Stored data
════════════════

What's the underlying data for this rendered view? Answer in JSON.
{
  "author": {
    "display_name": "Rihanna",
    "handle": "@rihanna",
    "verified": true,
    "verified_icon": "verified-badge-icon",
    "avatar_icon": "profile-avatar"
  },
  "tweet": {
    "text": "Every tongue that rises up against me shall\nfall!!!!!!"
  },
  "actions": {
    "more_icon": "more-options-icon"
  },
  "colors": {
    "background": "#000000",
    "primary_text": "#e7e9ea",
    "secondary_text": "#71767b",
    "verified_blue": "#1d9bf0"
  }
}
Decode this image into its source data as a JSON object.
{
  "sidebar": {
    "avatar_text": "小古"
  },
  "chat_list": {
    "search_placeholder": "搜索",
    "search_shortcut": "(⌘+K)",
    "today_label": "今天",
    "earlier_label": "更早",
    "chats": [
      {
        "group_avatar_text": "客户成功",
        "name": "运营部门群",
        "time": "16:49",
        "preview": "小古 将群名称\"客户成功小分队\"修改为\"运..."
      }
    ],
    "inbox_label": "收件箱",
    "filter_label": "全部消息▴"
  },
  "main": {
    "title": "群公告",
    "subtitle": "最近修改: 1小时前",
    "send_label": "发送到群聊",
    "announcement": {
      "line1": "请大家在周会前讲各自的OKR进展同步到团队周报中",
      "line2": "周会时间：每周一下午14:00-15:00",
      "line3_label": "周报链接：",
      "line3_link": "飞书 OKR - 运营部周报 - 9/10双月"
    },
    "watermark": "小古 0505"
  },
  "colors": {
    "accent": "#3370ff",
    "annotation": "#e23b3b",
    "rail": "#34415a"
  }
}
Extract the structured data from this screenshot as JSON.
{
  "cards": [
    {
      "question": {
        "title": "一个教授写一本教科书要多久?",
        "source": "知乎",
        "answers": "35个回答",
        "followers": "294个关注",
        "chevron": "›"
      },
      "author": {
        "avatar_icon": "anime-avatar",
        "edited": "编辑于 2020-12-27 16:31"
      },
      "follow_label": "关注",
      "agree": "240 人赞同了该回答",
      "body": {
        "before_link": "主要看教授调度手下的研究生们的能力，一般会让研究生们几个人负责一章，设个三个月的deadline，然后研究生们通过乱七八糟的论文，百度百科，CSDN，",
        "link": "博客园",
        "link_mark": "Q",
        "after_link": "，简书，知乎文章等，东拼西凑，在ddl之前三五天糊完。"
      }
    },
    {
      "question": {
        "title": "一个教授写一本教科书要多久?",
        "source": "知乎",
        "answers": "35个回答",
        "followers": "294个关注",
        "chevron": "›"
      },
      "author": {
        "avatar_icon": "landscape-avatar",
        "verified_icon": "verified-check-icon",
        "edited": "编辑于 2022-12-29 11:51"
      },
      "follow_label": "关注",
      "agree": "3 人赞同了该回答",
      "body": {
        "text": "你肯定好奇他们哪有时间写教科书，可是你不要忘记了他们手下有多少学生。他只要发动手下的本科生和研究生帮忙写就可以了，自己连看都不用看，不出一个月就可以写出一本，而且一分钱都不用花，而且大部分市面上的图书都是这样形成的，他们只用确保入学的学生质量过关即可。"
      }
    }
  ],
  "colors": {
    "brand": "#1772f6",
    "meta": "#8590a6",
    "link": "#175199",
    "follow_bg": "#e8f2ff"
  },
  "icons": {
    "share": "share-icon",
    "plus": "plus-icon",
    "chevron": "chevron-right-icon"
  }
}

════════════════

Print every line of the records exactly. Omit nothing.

What's the underlying data for this rendered view? Answer in JSON.
{
  "author": {
    "display_name": "Rihanna",
    "handle": "@rihanna",
    "verified": true,
    "verified_icon": "verified-badge-icon",
    "avatar_icon": "profile-avatar"
  },
  "tweet": {
    "text": "Every tongue that rises up against me shall\nfall!!!!!!"
  },
  "actions": {
    "more_icon": "more-options-icon"
  },
  "colors": {
    "background": "#000000",
    "primary_text": "#e7e9ea",
    "secondary_text": "#71767b",
    "verified_blue": "#1d9bf0"
  }
}
Decode this image into its source data as a JSON object.
{
  "sidebar": {
    "avatar_text": "小古"
  },
  "chat_list": {
    "search_placeholder": "搜索",
    "search_shortcut": "(⌘+K)",
    "today_label": "今天",
    "earlier_label": "更早",
    "chats": [
      {
        "group_avatar_text": "客户成功",
        "name": "运营部门群",
        "time": "16:49",
        "preview": "小古 将群名称\"客户成功小分队\"修改为\"运..."
      }
    ],
    "inbox_label": "收件箱",
    "filter_label": "全部消息▴"
  },
  "main": {
    "title": "群公告",
    "subtitle": "最近修改: 1小时前",
    "send_label": "发送到群聊",
    "announcement": {
      "line1": "请大家在周会前讲各自的OKR进展同步到团队周报中",
      "line2": "周会时间：每周一下午14:00-15:00",
      "line3_label": "周报链接：",
      "line3_link": "飞书 OKR - 运营部周报 - 9/10双月"
    },
    "watermark": "小古 0505"
  },
  "colors": {
    "accent": "#3370ff",
    "annotation": "#e23b3b",
    "rail": "#34415a"
  }
}
Extract the structured data from this screenshot as JSON.
{
  "cards": [
    {
      "question": {
        "title": "一个教授写一本教科书要多久?",
        "source": "知乎",
        "answers": "35个回答",
        "followers": "294个关注",
        "chevron": "›"
      },
      "author": {
        "avatar_icon": "anime-avatar",
        "edited": "编辑于 2020-12-27 16:31"
      },
      "follow_label": "关注",
      "agree": "240 人赞同了该回答",
      "body": {
        "before_link": "主要看教授调度手下的研究生们的能力，一般会让研究生们几个人负责一章，设个三个月的deadline，然后研究生们通过乱七八糟的论文，百度百科，CSDN，",
        "link": "博客园",
        "link_mark": "Q",
        "after_link": "，简书，知乎文章等，东拼西凑，在ddl之前三五天糊完。"
      }
    },
    {
      "question": {
        "title": "一个教授写一本教科书要多久?",
        "source": "知乎",
        "answers": "35个回答",
        "followers": "294个关注",
        "chevron": "›"
      },
      "author": {
        "avatar_icon": "landscape-avatar",
        "verified_icon": "verified-check-icon",
        "edited": "编辑于 2022-12-29 11:51"
      },
      "follow_label": "关注",
      "agree": "3 人赞同了该回答",
      "body": {
        "text": "你肯定好奇他们哪有时间写教科书，可是你不要忘记了他们手下有多少学生。他只要发动手下的本科生和研究生帮忙写就可以了，自己连看都不用看，不出一个月就可以写出一本，而且一分钱都不用花，而且大部分市面上的图书都是这样形成的，他们只用确保入学的学生质量过关即可。"
      }
    }
  ],
  "colors": {
    "brand": "#1772f6",
    "meta": "#8590a6",
    "link": "#175199",
    "follow_bg": "#e8f2ff"
  },
  "icons": {
    "share": "share-icon",
    "plus": "plus-icon",
    "chevron": "chevron-right-icon"
  }
}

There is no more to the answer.